It’s all in how we choose to perceive the world and the people around us.

So what’s it going to be, dudes? Are you going to be positive or negative? It’s up to you.

I know you’re going to make the right decision.

Share on Facebook

All In All, It Looks Like The Day Is Going To Be Super, Man

Yeah, that’s right, dudes.

You read the title correctly.

I made a punne, or play on words there. Because I’m so ready to see the Superman movie, Man of Steel. Seriously, I just can’t wait.

I know there’s going to be stuff in the movie that makes me want to tear out the few remaining hairs on my head, I know this. Still I can’t wait. I’ve read a few advance reviews and the amazing thing is that I think I’ll finally be getting something I’ve wanted from a Superman movie for a long time: Superman will be punching things with his fists.

He won’t be fighting a real-estate land grab. He won’t be a deadbeat dad. Or a stalker.

I am excited.

I also am at the theater. Which is why this is so short. In fact, why not go see the movie as well?

Come on, man. It’ll be super.

Wait, that didn’t work.

I . . . No, never mind. I’m out.

I’ll let you know what I think of the movie early next week. If you see it before then, stop by the comments and let me know what you thought of it. I really want to know.

Share on Facebook

Twelve By Any Other Number

It’s been common knowledge since parents first took their young dudes and dudettes out to teach them how to drive.

You should always drive with your hands on the steering wheel at 10 o’clock and 2 o’clock position. That is, hold your left hand slightly to the left of the top of the steering wheel and your right hand slightly to the right of center.

Apparently, that is no longer the case. And it’s all down to something that was designed to make us safer in the car. Unfortunately, that thing to make us safer can now use our handy position on the steering wheel to cause us more damage than we’d get if our hands weren’t even on the wheel. Although that last might make it a bit more likely that we’d have an accident.

Yeah, it’s the airbag. Turns out, when you have an accident, that triggers the airbag compressed within the steering column. The airbag bursts forth from the exact center of the steering wheel, inflates quickly and cushions you against hitting the steering wheel.

The problem comes in that, if your hands are at 10 and 2, the airbag has a very good chance of blowing your fists through your eye holes. In a manner of speaking.

Not only that, but the advice on where to put your hands was concocted long before power steering became standard on almost every car made around the world. Now, the mixture of those two things is causing insurance agencies like AAA to recommend you not use the 10 and 2 position.

AAA Manager of Driver Training Operations William Van Tassel, PhD, explains in the video below that “10 and 2” dates from the era before power steering. Turning the wheel required more force then, and pulling down on it was the easiest way to do it.

But easy-to-turn wheels and airbags have changed the logic. If the driver’s hands are at the top of the wheel when the wheel-mounted airbag deploys, they are likely to be knocked into his face. If they are at the bottom of the wheel, they will be sent sideways, and do no further damage.

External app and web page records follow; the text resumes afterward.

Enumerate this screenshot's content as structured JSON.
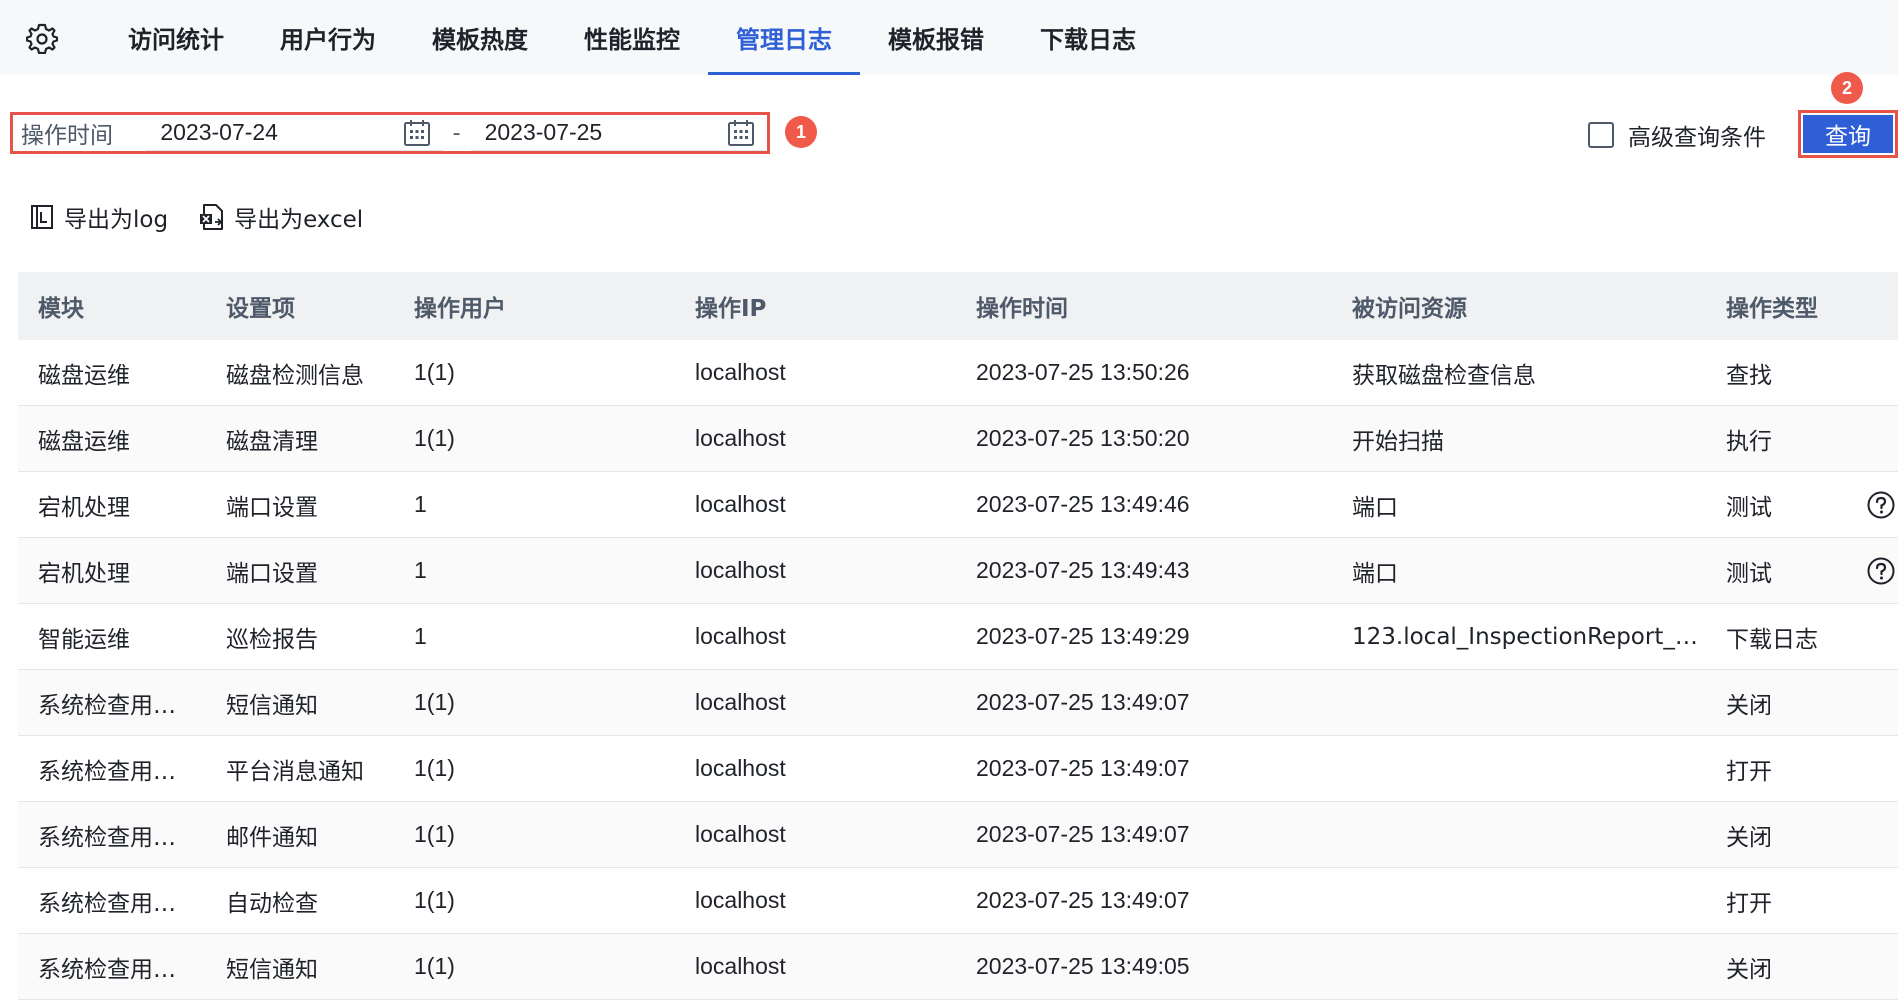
{
  "nav": {
    "tabs": [
      {
        "label": "访问统计"
      },
      {
        "label": "用户行为"
      },
      {
        "label": "模板热度"
      },
      {
        "label": "性能监控"
      },
      {
        "label": "管理日志"
      },
      {
        "label": "模板报错"
      },
      {
        "label": "下载日志"
      }
    ],
    "active_tab": "管理日志",
    "icon": "gear-icon"
  },
  "filter": {
    "date_label": "操作时间",
    "start_date": "2023-07-24",
    "separator": "-",
    "end_date": "2023-07-25",
    "advanced_label": "高级查询条件",
    "advanced_checked": false,
    "query_button": "查询",
    "step_badges": [
      "1",
      "2"
    ]
  },
  "exports": {
    "log_label": "导出为log",
    "excel_label": "导出为excel"
  },
  "table": {
    "columns": [
      "模块",
      "设置项",
      "操作用户",
      "操作IP",
      "操作时间",
      "被访问资源",
      "操作类型"
    ],
    "rows": [
      {
        "module": "磁盘运维",
        "setting": "磁盘检测信息",
        "user": "1(1)",
        "ip": "localhost",
        "time": "2023-07-25 13:50:26",
        "resource": "获取磁盘检查信息",
        "type": "查找",
        "help": false
      },
      {
        "module": "磁盘运维",
        "setting": "磁盘清理",
        "user": "1(1)",
        "ip": "localhost",
        "time": "2023-07-25 13:50:20",
        "resource": "开始扫描",
        "type": "执行",
        "help": false
      },
      {
        "module": "宕机处理",
        "setting": "端口设置",
        "user": "1",
        "ip": "localhost",
        "time": "2023-07-25 13:49:46",
        "resource": "端口",
        "type": "测试",
        "help": true
      },
      {
        "module": "宕机处理",
        "setting": "端口设置",
        "user": "1",
        "ip": "localhost",
        "time": "2023-07-25 13:49:43",
        "resource": "端口",
        "type": "测试",
        "help": true
      },
      {
        "module": "智能运维",
        "setting": "巡检报告",
        "user": "1",
        "ip": "localhost",
        "time": "2023-07-25 13:49:29",
        "resource": "123.local_InspectionReport_2…",
        "type": "下载日志",
        "help": false
      },
      {
        "module": "系统检查用…",
        "setting": "短信通知",
        "user": "1(1)",
        "ip": "localhost",
        "time": "2023-07-25 13:49:07",
        "resource": "",
        "type": "关闭",
        "help": false
      },
      {
        "module": "系统检查用…",
        "setting": "平台消息通知",
        "user": "1(1)",
        "ip": "localhost",
        "time": "2023-07-25 13:49:07",
        "resource": "",
        "type": "打开",
        "help": false
      },
      {
        "module": "系统检查用…",
        "setting": "邮件通知",
        "user": "1(1)",
        "ip": "localhost",
        "time": "2023-07-25 13:49:07",
        "resource": "",
        "type": "关闭",
        "help": false
      },
      {
        "module": "系统检查用…",
        "setting": "自动检查",
        "user": "1(1)",
        "ip": "localhost",
        "time": "2023-07-25 13:49:07",
        "resource": "",
        "type": "打开",
        "help": false
      },
      {
        "module": "系统检查用…",
        "setting": "短信通知",
        "user": "1(1)",
        "ip": "localhost",
        "time": "2023-07-25 13:49:05",
        "resource": "",
        "type": "关闭",
        "help": false
      }
    ]
  },
  "colors": {
    "accent": "#2f5fd6",
    "annotation": "#e5534b",
    "badge": "#ef5a4a"
  }
}
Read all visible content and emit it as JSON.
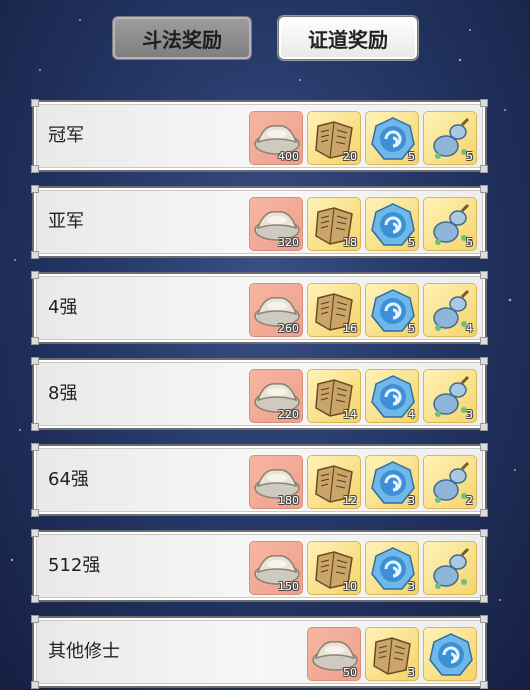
{
  "tabs": {
    "inactive_label": "斗法奖励",
    "active_label": "证道奖励"
  },
  "item_icons": [
    "silver-ingot-icon",
    "scroll-book-icon",
    "blue-orb-icon",
    "gourd-bottle-icon"
  ],
  "rows": [
    {
      "rank": "冠军",
      "counts": {
        "silver": "400",
        "book": "20",
        "orb": "5",
        "bottle": "5"
      }
    },
    {
      "rank": "亚军",
      "counts": {
        "silver": "320",
        "book": "18",
        "orb": "5",
        "bottle": "5"
      }
    },
    {
      "rank": "4强",
      "counts": {
        "silver": "260",
        "book": "16",
        "orb": "5",
        "bottle": "4"
      }
    },
    {
      "rank": "8强",
      "counts": {
        "silver": "220",
        "book": "14",
        "orb": "4",
        "bottle": "3"
      }
    },
    {
      "rank": "64强",
      "counts": {
        "silver": "180",
        "book": "12",
        "orb": "3",
        "bottle": "2"
      }
    },
    {
      "rank": "512强",
      "counts": {
        "silver": "150",
        "book": "10",
        "orb": "3",
        "bottle": ""
      }
    },
    {
      "rank": "其他修士",
      "counts": {
        "silver": "50",
        "book": "3",
        "orb": "",
        "bottle": ""
      }
    }
  ]
}
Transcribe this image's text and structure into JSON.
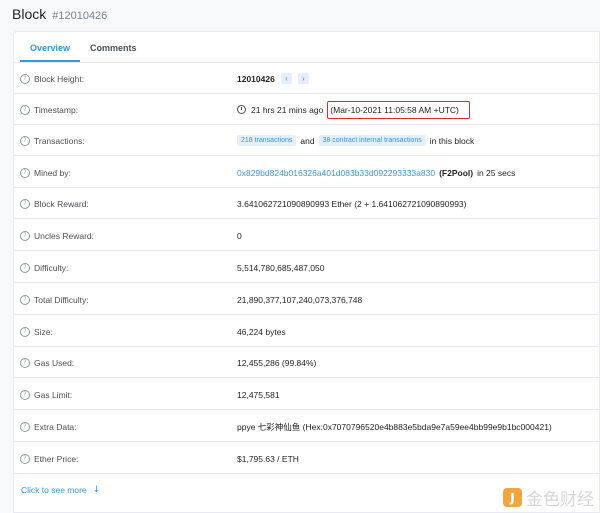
{
  "header": {
    "title": "Block",
    "block_id": "#12010426"
  },
  "tabs": [
    {
      "label": "Overview",
      "active": true
    },
    {
      "label": "Comments",
      "active": false
    }
  ],
  "rows": {
    "block_height": {
      "label": "Block Height:",
      "value": "12010426"
    },
    "timestamp": {
      "label": "Timestamp:",
      "relative": "21 hrs 21 mins ago",
      "absolute": "(Mar-10-2021 11:05:58 AM +UTC)"
    },
    "transactions": {
      "label": "Transactions:",
      "tx_badge": "218 transactions",
      "and": "and",
      "internal_badge": "38 contract internal transactions",
      "suffix": "in this block"
    },
    "mined_by": {
      "label": "Mined by:",
      "address": "0x829bd824b016326a401d083b33d092293333a830",
      "pool": "(F2Pool)",
      "suffix": "in 25 secs"
    },
    "block_reward": {
      "label": "Block Reward:",
      "value": "3.641062721090890993 Ether (2 + 1.641062721090890993)"
    },
    "uncles_reward": {
      "label": "Uncles Reward:",
      "value": "0"
    },
    "difficulty": {
      "label": "Difficulty:",
      "value": "5,514,780,685,487,050"
    },
    "total_difficulty": {
      "label": "Total Difficulty:",
      "value": "21,890,377,107,240,073,376,748"
    },
    "size": {
      "label": "Size:",
      "value": "46,224 bytes"
    },
    "gas_used": {
      "label": "Gas Used:",
      "value": "12,455,286 (99.84%)"
    },
    "gas_limit": {
      "label": "Gas Limit:",
      "value": "12,475,581"
    },
    "extra_data": {
      "label": "Extra Data:",
      "value": "ppye 七彩神仙鱼 (Hex:0x7070796520e4b883e5bda9e7a59ee4bb99e9b1bc000421)"
    },
    "ether_price": {
      "label": "Ether Price:",
      "value": "$1,795.63 / ETH"
    }
  },
  "footer": {
    "more_label": "Click to see more"
  },
  "watermark": {
    "text": "金色财经"
  },
  "colors": {
    "accent": "#3498db",
    "highlight_box": "#d93025",
    "watermark_logo": "#f0a640"
  }
}
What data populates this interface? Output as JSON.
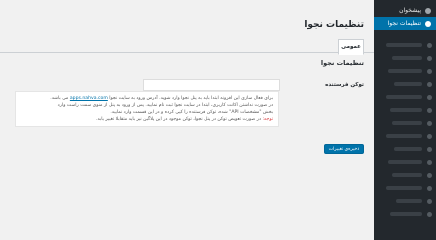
{
  "sidebar": {
    "items": [
      {
        "label": "پیشخوان",
        "icon": "dashboard-icon"
      },
      {
        "label": "تنظیمات نجوا",
        "icon": "bell-icon",
        "active": true
      }
    ],
    "placeholder_icons": [
      "menu-icon"
    ]
  },
  "page": {
    "title": "تنظیمات نجوا",
    "tabs": [
      {
        "label": "عمومی"
      }
    ],
    "section_title": "تنظیمات نجوا"
  },
  "form": {
    "sender_label": "توکن فرستنده",
    "sender_value": "",
    "help": {
      "line1_before": "برای فعال سازی این افزونه ابتدا باید به پنل نجوا وارد شوید. آدرس ورود به سایت نجوا",
      "link": "apps.nahva.com",
      "line1_after": "می باشد.",
      "line2": "در صورت نداشتن اکانت کاربری، ابتدا در سایت نجوا ثبت نام نمایید. پس از ورود به پنل از منوی سمت راست وارد",
      "line3": "بخش \"مشخصات API\" شده، توکن فرستنده را کپی کرده و در این قسمت وارد نمایید.",
      "note_label": "توجه:",
      "note_text": "در صورت تعویض توکن در پنل نجوا، توکن موجود در این پلاگین نیز باید متقابلا تغییر یابد."
    },
    "save_label": "ذخیره‌ی تغییرات"
  }
}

The better hand positions, Tassel says, are 9 and 3 or 8 and 4, where they are out of the way and still in control.

Well, that’s moved us into the 20th century. If only we’d hurry up and get some flying cars around so we could move into the current — 21st — century.

The only question now is will we as parents be able to remember the new advice when it comes time for us to be the latest sacrificial lambs to take a fledgling dude or dudette out onto the road and begin our reacquaintance with appalling fear and the prayer such engenders?

Share on Facebook